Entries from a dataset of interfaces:
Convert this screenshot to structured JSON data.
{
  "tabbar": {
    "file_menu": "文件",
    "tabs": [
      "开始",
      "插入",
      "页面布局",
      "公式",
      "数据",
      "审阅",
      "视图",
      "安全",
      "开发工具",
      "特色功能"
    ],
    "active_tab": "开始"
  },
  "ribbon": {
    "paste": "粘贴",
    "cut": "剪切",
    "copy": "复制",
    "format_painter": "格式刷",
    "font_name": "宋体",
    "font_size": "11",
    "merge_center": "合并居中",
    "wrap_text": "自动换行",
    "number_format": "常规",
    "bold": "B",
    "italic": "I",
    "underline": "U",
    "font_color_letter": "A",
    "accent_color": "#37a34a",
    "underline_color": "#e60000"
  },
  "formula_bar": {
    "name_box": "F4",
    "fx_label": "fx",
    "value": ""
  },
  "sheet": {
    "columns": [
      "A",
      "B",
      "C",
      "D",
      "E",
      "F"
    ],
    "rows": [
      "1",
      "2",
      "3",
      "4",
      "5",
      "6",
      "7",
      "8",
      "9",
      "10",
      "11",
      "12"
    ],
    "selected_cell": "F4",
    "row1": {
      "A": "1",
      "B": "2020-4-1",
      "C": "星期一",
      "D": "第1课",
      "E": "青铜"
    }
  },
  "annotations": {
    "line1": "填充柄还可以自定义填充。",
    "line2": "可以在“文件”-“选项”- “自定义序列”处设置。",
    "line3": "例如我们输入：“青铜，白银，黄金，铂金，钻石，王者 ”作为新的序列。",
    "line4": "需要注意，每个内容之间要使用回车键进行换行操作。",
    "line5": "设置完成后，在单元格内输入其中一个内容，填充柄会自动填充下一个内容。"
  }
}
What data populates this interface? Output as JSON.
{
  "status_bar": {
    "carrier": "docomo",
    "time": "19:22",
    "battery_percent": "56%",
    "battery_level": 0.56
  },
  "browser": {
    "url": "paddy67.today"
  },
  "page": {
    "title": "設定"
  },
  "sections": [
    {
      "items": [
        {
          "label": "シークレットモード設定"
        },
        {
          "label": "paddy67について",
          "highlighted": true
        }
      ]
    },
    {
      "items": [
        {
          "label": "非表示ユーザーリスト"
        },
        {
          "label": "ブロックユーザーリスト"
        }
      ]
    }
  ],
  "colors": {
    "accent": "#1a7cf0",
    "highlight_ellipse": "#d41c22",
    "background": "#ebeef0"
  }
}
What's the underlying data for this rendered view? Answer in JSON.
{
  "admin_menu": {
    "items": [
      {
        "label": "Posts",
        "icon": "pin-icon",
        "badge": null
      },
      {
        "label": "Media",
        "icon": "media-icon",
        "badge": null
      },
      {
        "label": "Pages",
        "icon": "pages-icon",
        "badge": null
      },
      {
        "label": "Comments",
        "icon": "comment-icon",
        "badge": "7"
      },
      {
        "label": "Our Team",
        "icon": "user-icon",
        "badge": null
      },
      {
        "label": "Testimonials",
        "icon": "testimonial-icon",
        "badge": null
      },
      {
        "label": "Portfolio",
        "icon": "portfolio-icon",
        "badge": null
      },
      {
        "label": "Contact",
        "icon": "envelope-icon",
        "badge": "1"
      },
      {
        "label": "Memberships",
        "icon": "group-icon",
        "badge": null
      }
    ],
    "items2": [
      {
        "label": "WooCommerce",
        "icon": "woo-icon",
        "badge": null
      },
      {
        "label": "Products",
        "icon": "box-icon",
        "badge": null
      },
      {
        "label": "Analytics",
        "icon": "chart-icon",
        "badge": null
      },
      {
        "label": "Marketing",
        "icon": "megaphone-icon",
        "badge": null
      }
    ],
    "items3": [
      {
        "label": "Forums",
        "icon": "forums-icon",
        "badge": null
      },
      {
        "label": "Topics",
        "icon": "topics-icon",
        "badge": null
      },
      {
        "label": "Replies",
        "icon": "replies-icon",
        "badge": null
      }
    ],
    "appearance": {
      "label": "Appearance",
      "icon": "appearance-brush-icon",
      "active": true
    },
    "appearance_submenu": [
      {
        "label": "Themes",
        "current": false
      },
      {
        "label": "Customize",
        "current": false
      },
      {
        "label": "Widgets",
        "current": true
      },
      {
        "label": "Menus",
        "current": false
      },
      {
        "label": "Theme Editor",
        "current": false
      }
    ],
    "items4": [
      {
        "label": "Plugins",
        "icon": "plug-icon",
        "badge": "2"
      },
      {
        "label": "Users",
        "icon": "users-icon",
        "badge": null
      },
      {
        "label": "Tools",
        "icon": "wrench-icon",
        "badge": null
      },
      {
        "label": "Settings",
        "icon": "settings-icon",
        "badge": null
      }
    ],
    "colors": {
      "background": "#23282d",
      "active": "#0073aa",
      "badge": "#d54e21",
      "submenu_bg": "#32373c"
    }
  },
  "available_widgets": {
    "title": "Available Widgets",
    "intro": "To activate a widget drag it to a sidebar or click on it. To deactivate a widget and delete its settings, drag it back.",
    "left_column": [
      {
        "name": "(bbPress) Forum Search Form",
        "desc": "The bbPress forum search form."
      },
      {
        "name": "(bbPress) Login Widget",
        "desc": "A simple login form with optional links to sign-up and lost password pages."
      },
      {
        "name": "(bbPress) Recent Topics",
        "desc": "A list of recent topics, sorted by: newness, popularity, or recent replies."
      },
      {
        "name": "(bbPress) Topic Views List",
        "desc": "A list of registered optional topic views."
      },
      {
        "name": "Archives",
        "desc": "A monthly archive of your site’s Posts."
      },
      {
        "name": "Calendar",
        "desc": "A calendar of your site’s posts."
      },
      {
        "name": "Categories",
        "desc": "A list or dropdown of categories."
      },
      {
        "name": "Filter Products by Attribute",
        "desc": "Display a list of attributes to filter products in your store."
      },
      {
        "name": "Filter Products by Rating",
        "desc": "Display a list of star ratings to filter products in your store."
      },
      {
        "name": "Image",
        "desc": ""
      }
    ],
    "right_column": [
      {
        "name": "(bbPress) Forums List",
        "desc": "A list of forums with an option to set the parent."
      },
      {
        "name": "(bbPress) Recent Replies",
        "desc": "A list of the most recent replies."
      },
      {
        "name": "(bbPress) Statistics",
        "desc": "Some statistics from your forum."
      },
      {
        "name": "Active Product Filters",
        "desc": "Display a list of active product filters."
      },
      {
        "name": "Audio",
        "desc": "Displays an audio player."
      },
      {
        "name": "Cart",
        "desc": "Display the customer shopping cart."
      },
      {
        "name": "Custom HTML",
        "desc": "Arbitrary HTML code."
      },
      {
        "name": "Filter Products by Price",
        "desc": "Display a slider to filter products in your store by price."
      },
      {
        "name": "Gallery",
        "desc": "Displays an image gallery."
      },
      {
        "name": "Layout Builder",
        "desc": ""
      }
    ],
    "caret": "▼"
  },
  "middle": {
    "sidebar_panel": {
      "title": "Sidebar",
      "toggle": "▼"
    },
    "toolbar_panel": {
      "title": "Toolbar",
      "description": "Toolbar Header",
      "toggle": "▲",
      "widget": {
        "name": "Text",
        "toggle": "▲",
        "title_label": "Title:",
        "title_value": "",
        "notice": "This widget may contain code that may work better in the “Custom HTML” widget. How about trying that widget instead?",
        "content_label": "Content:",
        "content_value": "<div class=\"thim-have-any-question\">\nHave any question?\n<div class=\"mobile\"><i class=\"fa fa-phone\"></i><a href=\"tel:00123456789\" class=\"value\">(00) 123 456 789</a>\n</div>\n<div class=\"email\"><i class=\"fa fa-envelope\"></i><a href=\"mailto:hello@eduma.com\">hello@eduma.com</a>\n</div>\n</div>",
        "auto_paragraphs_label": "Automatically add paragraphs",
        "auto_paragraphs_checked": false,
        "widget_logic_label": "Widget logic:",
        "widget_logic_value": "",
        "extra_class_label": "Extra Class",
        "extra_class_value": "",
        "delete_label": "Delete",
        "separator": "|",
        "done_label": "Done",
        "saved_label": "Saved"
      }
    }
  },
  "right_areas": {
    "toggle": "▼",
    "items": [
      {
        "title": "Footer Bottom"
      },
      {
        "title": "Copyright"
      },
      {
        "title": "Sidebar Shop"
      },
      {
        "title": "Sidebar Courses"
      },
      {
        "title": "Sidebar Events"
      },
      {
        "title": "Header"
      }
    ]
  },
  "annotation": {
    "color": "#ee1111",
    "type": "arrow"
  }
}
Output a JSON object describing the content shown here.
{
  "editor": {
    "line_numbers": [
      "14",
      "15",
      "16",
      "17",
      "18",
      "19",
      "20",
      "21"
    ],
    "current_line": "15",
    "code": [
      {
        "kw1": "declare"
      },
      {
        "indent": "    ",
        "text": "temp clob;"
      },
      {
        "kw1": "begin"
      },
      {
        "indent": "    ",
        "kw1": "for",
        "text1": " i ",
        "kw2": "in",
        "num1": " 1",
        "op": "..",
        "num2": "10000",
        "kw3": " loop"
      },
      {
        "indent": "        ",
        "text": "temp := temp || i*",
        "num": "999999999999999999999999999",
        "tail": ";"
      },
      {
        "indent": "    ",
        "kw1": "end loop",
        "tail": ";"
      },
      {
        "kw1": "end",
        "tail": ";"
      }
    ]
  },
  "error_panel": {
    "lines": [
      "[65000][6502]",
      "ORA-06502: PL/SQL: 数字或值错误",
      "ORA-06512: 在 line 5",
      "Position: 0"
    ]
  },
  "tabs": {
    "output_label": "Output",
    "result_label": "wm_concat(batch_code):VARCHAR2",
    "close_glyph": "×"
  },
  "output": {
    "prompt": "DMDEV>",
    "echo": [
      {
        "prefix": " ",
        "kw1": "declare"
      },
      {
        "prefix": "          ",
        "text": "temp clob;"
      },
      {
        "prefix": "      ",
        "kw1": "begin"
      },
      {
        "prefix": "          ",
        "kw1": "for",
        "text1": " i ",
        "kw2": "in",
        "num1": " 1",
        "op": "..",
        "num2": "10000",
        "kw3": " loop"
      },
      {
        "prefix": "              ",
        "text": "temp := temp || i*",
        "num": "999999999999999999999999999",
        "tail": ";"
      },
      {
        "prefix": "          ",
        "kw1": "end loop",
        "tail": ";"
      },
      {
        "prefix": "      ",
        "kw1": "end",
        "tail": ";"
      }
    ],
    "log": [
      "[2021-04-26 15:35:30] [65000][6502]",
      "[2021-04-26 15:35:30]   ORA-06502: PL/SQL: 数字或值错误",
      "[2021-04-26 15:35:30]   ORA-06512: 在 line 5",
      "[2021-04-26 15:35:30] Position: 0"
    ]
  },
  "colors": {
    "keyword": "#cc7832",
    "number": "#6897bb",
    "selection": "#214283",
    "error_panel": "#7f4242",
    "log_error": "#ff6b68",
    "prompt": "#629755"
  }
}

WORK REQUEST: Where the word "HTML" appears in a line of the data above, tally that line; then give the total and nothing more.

WRITTEN RESPONSE: 3